- _DATA FOR PROCESSING_:
::::::::::
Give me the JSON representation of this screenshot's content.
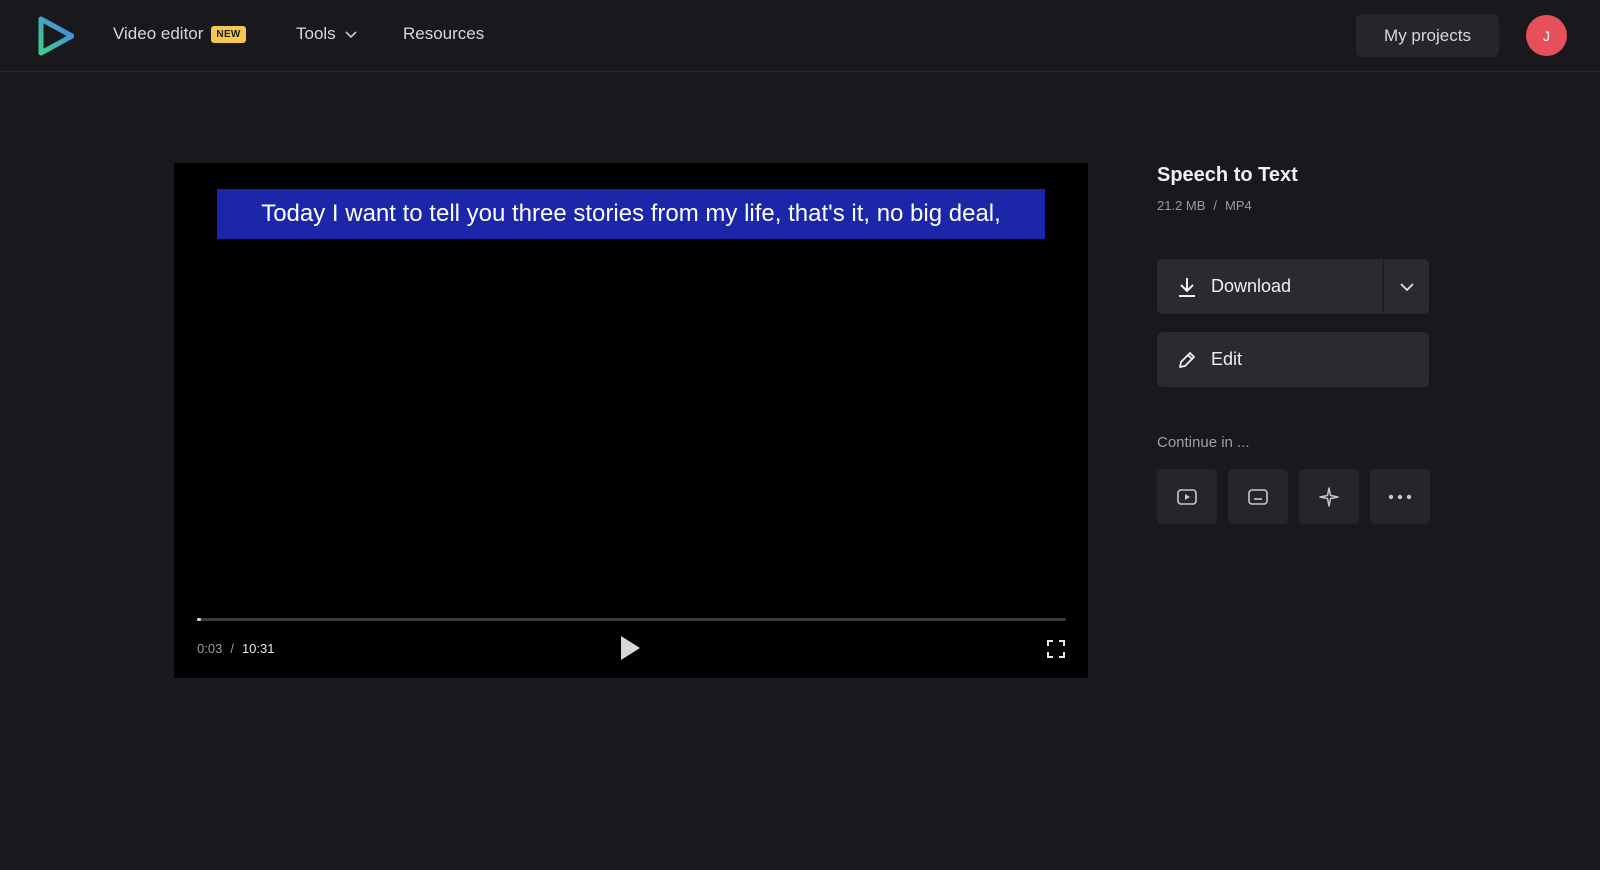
{
  "nav": {
    "video_editor": "Video editor",
    "badge": "NEW",
    "tools": "Tools",
    "resources": "Resources",
    "my_projects": "My projects",
    "avatar_initial": "J"
  },
  "player": {
    "caption": "Today I want to tell you three stories from my life, that's it, no big deal,",
    "current_time": "0:03",
    "separator": "/",
    "total_time": "10:31",
    "progress_fraction": 0.005
  },
  "side": {
    "title": "Speech to Text",
    "size": "21.2 MB",
    "separator": "/",
    "format": "MP4",
    "download_label": "Download",
    "edit_label": "Edit",
    "continue_label": "Continue in ..."
  },
  "icons": {
    "logo": "play-logo-icon",
    "tools_caret": "chevron-down-icon",
    "download": "download-icon",
    "edit": "pencil-icon",
    "tiles": [
      "video-player-icon",
      "subtitles-icon",
      "magic-sparkle-icon",
      "more-icon"
    ]
  },
  "colors": {
    "background": "#18181d",
    "caption_bg": "#1b26a8",
    "badge": "#f5c84c",
    "avatar": "#e5505a"
  }
}
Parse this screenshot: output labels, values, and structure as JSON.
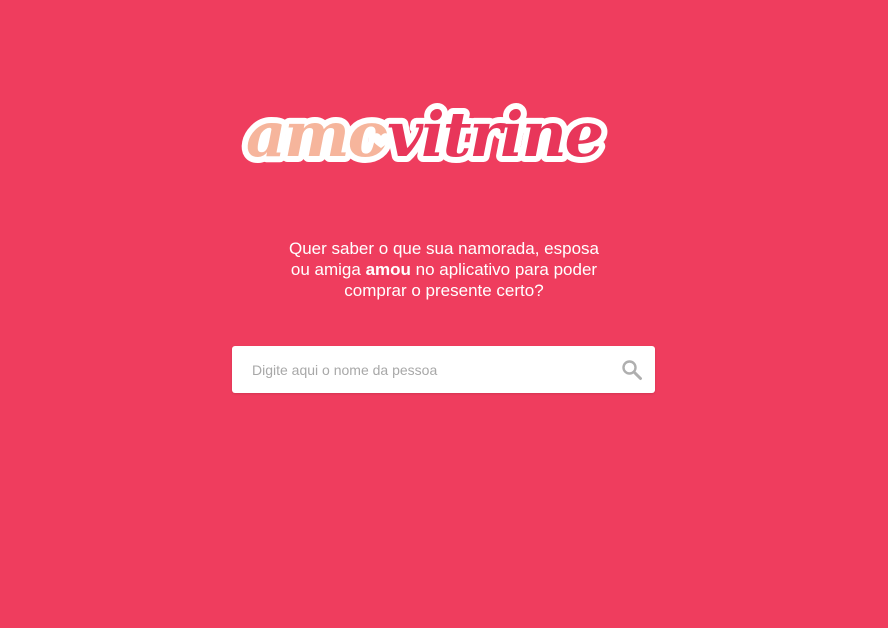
{
  "brand": {
    "name_part1": "amo",
    "name_part2": "vitrine",
    "colors": {
      "background": "#EF3D5E",
      "logo_peach": "#F6B59C",
      "logo_pink": "#E8365A",
      "logo_outline": "#FFFFFF"
    }
  },
  "hero": {
    "line1": "Quer saber o que sua namorada, esposa",
    "line2_before": "ou amiga ",
    "line2_bold": "amou",
    "line2_after": " no aplicativo para poder",
    "line3": "comprar o presente certo?"
  },
  "search": {
    "placeholder": "Digite aqui o nome da pessoa",
    "value": "",
    "icon": "search-icon"
  }
}
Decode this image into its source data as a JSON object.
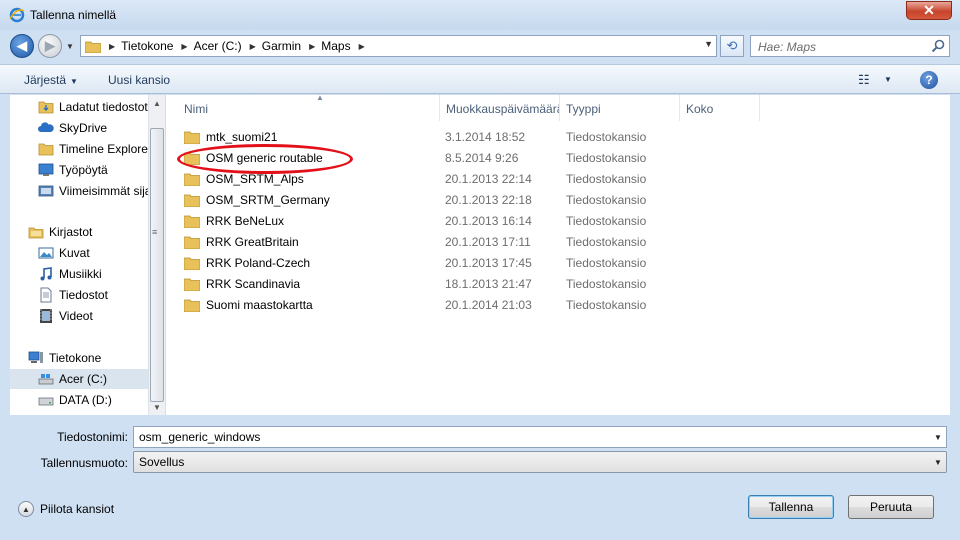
{
  "window": {
    "title": "Tallenna nimellä",
    "close_symbol": "✕"
  },
  "address": {
    "crumbs": [
      "Tietokone",
      "Acer (C:)",
      "Garmin",
      "Maps"
    ],
    "search_placeholder": "Hae: Maps"
  },
  "toolbar": {
    "organize_label": "Järjestä",
    "new_folder_label": "Uusi kansio"
  },
  "navpane": {
    "items": [
      {
        "label": "Ladatut tiedostot",
        "icon": "folder-icon"
      },
      {
        "label": "SkyDrive",
        "icon": "skydrive-icon"
      },
      {
        "label": "Timeline Explorer",
        "icon": "folder-icon"
      },
      {
        "label": "Työpöytä",
        "icon": "desktop-icon"
      },
      {
        "label": "Viimeisimmät sijainnit",
        "icon": "recent-places-icon"
      },
      {
        "label": "Kirjastot",
        "icon": "libraries-icon"
      },
      {
        "label": "Kuvat",
        "icon": "pictures-icon"
      },
      {
        "label": "Musiikki",
        "icon": "music-icon"
      },
      {
        "label": "Tiedostot",
        "icon": "documents-icon"
      },
      {
        "label": "Videot",
        "icon": "videos-icon"
      },
      {
        "label": "Tietokone",
        "icon": "computer-icon"
      },
      {
        "label": "Acer (C:)",
        "icon": "drive-icon",
        "selected": true
      },
      {
        "label": "DATA (D:)",
        "icon": "drive-icon"
      }
    ]
  },
  "columns": {
    "name": "Nimi",
    "modified": "Muokkauspäivämäärä",
    "type": "Tyyppi",
    "size": "Koko"
  },
  "files": [
    {
      "name": "mtk_suomi21",
      "modified": "3.1.2014 18:52",
      "type": "Tiedostokansio"
    },
    {
      "name": "OSM generic routable",
      "modified": "8.5.2014 9:26",
      "type": "Tiedostokansio"
    },
    {
      "name": "OSM_SRTM_Alps",
      "modified": "20.1.2013 22:14",
      "type": "Tiedostokansio"
    },
    {
      "name": "OSM_SRTM_Germany",
      "modified": "20.1.2013 22:18",
      "type": "Tiedostokansio"
    },
    {
      "name": "RRK BeNeLux",
      "modified": "20.1.2013 16:14",
      "type": "Tiedostokansio"
    },
    {
      "name": "RRK GreatBritain",
      "modified": "20.1.2013 17:11",
      "type": "Tiedostokansio"
    },
    {
      "name": "RRK Poland-Czech",
      "modified": "20.1.2013 17:45",
      "type": "Tiedostokansio"
    },
    {
      "name": "RRK Scandinavia",
      "modified": "18.1.2013 21:47",
      "type": "Tiedostokansio"
    },
    {
      "name": "Suomi maastokartta",
      "modified": "20.1.2014 21:03",
      "type": "Tiedostokansio"
    }
  ],
  "form": {
    "filename_label": "Tiedostonimi:",
    "filename_value": "osm_generic_windows",
    "filetype_label": "Tallennusmuoto:",
    "filetype_value": "Sovellus"
  },
  "footer": {
    "hide_folders_label": "Piilota kansiot",
    "save_label": "Tallenna",
    "cancel_label": "Peruuta"
  }
}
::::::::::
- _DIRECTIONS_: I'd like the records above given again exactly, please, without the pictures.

- _SOLUTION TO THIS EXERCISE_:
Give me the JSON representation of this screenshot's content.
{
  "nav": {
    "video_editor": "Video editor",
    "badge": "NEW",
    "tools": "Tools",
    "resources": "Resources",
    "my_projects": "My projects",
    "avatar_initial": "J"
  },
  "player": {
    "caption": "Today I want to tell you three stories from my life, that's it, no big deal,",
    "current_time": "0:03",
    "separator": "/",
    "total_time": "10:31",
    "progress_fraction": 0.005
  },
  "side": {
    "title": "Speech to Text",
    "size": "21.2 MB",
    "separator": "/",
    "format": "MP4",
    "download_label": "Download",
    "edit_label": "Edit",
    "continue_label": "Continue in ..."
  },
  "icons": {
    "logo": "play-logo-icon",
    "tools_caret": "chevron-down-icon",
    "download": "download-icon",
    "edit": "pencil-icon",
    "tiles": [
      "video-player-icon",
      "subtitles-icon",
      "magic-sparkle-icon",
      "more-icon"
    ]
  },
  "colors": {
    "background": "#18181d",
    "caption_bg": "#1b26a8",
    "badge": "#f5c84c",
    "avatar": "#e5505a"
  }
}
Parse this screenshot: output labels, values, and structure as JSON.
{
  "brand": {
    "name_part1": "amo",
    "name_part2": "vitrine",
    "colors": {
      "background": "#EF3D5E",
      "logo_peach": "#F6B59C",
      "logo_pink": "#E8365A",
      "logo_outline": "#FFFFFF"
    }
  },
  "hero": {
    "line1": "Quer saber o que sua namorada, esposa",
    "line2_before": "ou amiga ",
    "line2_bold": "amou",
    "line2_after": " no aplicativo para poder",
    "line3": "comprar o presente certo?"
  },
  "search": {
    "placeholder": "Digite aqui o nome da pessoa",
    "value": "",
    "icon": "search-icon"
  }
}
Decode this image into its source data as a JSON object.
{
  "window": {
    "title": "Tallenna nimellä",
    "close_symbol": "✕"
  },
  "address": {
    "crumbs": [
      "Tietokone",
      "Acer (C:)",
      "Garmin",
      "Maps"
    ],
    "search_placeholder": "Hae: Maps"
  },
  "toolbar": {
    "organize_label": "Järjestä",
    "new_folder_label": "Uusi kansio"
  },
  "navpane": {
    "items": [
      {
        "label": "Ladatut tiedostot",
        "icon": "folder-icon"
      },
      {
        "label": "SkyDrive",
        "icon": "skydrive-icon"
      },
      {
        "label": "Timeline Explorer",
        "icon": "folder-icon"
      },
      {
        "label": "Työpöytä",
        "icon": "desktop-icon"
      },
      {
        "label": "Viimeisimmät sijainnit",
        "icon": "recent-places-icon"
      },
      {
        "label": "Kirjastot",
        "icon": "libraries-icon"
      },
      {
        "label": "Kuvat",
        "icon": "pictures-icon"
      },
      {
        "label": "Musiikki",
        "icon": "music-icon"
      },
      {
        "label": "Tiedostot",
        "icon": "documents-icon"
      },
      {
        "label": "Videot",
        "icon": "videos-icon"
      },
      {
        "label": "Tietokone",
        "icon": "computer-icon"
      },
      {
        "label": "Acer (C:)",
        "icon": "drive-icon",
        "selected": true
      },
      {
        "label": "DATA (D:)",
        "icon": "drive-icon"
      }
    ]
  },
  "columns": {
    "name": "Nimi",
    "modified": "Muokkauspäivämäärä",
    "type": "Tyyppi",
    "size": "Koko"
  },
  "files": [
    {
      "name": "mtk_suomi21",
      "modified": "3.1.2014 18:52",
      "type": "Tiedostokansio"
    },
    {
      "name": "OSM generic routable",
      "modified": "8.5.2014 9:26",
      "type": "Tiedostokansio"
    },
    {
      "name": "OSM_SRTM_Alps",
      "modified": "20.1.2013 22:14",
      "type": "Tiedostokansio"
    },
    {
      "name": "OSM_SRTM_Germany",
      "modified": "20.1.2013 22:18",
      "type": "Tiedostokansio"
    },
    {
      "name": "RRK BeNeLux",
      "modified": "20.1.2013 16:14",
      "type": "Tiedostokansio"
    },
    {
      "name": "RRK GreatBritain",
      "modified": "20.1.2013 17:11",
      "type": "Tiedostokansio"
    },
    {
      "name": "RRK Poland-Czech",
      "modified": "20.1.2013 17:45",
      "type": "Tiedostokansio"
    },
    {
      "name": "RRK Scandinavia",
      "modified": "18.1.2013 21:47",
      "type": "Tiedostokansio"
    },
    {
      "name": "Suomi maastokartta",
      "modified": "20.1.2014 21:03",
      "type": "Tiedostokansio"
    }
  ],
  "form": {
    "filename_label": "Tiedostonimi:",
    "filename_value": "osm_generic_windows",
    "filetype_label": "Tallennusmuoto:",
    "filetype_value": "Sovellus"
  },
  "footer": {
    "hide_folders_label": "Piilota kansiot",
    "save_label": "Tallenna",
    "cancel_label": "Peruuta"
  }
}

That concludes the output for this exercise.